The new five-part series Barristers was filmed over 15 months and features 14 barristers as they consult with and advise their clients in preparation for a wide variety of cases involving personal injuries, criminal cases, employment issues and family law.
The documentary reveals a huge rise in the number of cases in the latter aspect of the law, where court cases are never publicised because of the need for confidentiality of the children involved – some 7,700 of whom relied on the courts last year to sort out their living arrangements.
Barrister Orla McGahan has been involved in 1,700 family law cases during nine years at the bar. She tells the documentary that most people imagined that the worst thing that could happen in a court proceeding would be going to jail, but for parents losing their children would be even worse.
The documentary also shows how barristers' jobs aren't nine to five.
Frank O'Donoghue QC is seen working on a case at his home at 11.30pm after a full day in court in readiness for more proceedings the next day.
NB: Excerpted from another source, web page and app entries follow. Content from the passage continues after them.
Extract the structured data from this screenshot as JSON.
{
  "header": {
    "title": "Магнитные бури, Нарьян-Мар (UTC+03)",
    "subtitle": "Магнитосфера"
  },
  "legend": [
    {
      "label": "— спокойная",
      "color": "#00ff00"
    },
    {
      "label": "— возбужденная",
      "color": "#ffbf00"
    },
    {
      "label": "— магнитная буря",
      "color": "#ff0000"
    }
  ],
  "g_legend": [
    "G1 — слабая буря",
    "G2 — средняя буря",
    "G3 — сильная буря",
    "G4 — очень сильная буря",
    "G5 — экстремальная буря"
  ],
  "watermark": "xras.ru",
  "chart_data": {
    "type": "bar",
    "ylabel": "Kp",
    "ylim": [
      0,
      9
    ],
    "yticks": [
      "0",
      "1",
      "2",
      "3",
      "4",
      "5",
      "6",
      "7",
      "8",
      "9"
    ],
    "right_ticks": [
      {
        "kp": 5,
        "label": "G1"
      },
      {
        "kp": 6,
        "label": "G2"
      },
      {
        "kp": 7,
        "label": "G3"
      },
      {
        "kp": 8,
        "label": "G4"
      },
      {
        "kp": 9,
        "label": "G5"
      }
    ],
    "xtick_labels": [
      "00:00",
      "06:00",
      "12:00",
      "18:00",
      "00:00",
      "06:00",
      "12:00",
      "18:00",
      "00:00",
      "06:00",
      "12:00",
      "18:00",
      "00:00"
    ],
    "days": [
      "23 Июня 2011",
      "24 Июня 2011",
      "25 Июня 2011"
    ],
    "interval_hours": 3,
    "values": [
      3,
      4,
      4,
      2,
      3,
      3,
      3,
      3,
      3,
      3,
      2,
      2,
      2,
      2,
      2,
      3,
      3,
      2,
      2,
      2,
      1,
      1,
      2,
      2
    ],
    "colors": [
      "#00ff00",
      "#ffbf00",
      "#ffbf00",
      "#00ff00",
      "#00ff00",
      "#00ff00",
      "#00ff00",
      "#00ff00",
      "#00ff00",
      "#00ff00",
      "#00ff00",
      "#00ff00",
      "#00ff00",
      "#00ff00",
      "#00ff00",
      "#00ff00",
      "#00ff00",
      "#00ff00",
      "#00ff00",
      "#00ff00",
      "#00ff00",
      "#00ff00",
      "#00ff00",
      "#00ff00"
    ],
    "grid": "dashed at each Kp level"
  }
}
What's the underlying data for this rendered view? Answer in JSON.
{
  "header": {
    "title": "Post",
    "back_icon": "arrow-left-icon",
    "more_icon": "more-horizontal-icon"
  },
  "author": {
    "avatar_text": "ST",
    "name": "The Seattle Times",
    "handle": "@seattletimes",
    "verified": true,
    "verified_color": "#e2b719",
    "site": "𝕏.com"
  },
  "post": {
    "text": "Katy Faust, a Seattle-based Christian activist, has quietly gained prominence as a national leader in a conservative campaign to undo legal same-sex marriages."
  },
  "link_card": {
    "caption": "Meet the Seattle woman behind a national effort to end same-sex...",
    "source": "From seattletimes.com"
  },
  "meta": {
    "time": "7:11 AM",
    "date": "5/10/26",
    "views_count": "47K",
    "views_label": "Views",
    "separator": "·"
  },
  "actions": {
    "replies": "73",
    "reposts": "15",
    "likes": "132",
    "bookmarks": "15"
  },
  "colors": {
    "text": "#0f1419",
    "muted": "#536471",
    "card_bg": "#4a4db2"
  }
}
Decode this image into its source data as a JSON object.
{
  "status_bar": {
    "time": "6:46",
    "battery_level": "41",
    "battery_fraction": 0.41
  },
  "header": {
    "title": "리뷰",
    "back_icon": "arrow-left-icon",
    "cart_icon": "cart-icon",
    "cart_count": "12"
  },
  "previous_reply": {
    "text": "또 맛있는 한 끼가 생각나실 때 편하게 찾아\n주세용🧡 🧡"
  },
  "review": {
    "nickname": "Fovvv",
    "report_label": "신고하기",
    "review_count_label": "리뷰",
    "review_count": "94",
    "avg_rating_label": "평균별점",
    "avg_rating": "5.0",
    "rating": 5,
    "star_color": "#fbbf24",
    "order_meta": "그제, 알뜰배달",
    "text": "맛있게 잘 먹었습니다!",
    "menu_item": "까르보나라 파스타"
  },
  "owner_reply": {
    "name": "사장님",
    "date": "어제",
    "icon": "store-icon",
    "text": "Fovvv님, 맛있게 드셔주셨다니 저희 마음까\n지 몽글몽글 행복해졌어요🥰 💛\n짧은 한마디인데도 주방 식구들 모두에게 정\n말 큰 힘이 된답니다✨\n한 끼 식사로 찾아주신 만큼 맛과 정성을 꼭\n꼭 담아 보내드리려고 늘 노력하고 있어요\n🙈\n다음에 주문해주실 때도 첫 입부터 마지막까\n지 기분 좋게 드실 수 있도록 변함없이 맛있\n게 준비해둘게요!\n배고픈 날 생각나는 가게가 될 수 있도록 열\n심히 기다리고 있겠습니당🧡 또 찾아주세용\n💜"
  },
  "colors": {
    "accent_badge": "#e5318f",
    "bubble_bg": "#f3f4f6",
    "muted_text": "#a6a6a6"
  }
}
Mr Mulholland said: "It's all-consuming. During a bigger case you have to put your life on hold, sometimes for weeks at a time. I've had cancelled weekends, cancelled holidays, but it is a vocation.
"I know it sounds a bit corny but it's all about a strong sense of wanting to get justice for people. I did a law degree as a stepping stone to becoming a fighter pilot, but once I saw barristers in action in the courts I was hooked."
Northern Ireland has 720 barristers.
Between them and solicitors – whose differing roles are explained in the documentary – legal practitioners are involved in 90,000 cases here every year.
The documentary makers aim to show the public – the vast majority of whom never encounter a barrister in their lives – the human side of the profession beneath the wigs and gowns.
"This series reveals a world that many of us have never seen," said Kelda Crawford McCann, the producer/director of Barristers – which also goes behind the scenes for the first time into the inner sanctum of the Bar Library in Chichester Street, where barristers are based.
Cameras are banned from courts here but in a later episode, the documentary will follow one case from Northern Ireland to the Supreme Court in London, where filming is allowed.
Mr Mulholland said he believed the programme breaks important new ground.
"The public are entitled to be properly informed about the important and independent role we play in the justice system," he said.
It's a series which couldn't have been made at the height of the Troubles, when barristers were prosecuting and defending men and women charged with some of the most notorious atrocities in Northern Ireland.
Mr Mulholland said: "A lot of brave people, at their own personal cost, were prepared to take on the high-profile, difficult and demanding cases and arguing very unpopular views, and doing it impartially, objectively and professionally without fear or favour."
The age-old question for defence barristers, of course, has always been about how they can reconcile their consciences with representing people accused of heinous offences.
Mr Mulholland said: "I still get asked that all the time but I say I'm not there to judge if someone is guilty or innocent. That's a matter for the judge and jury."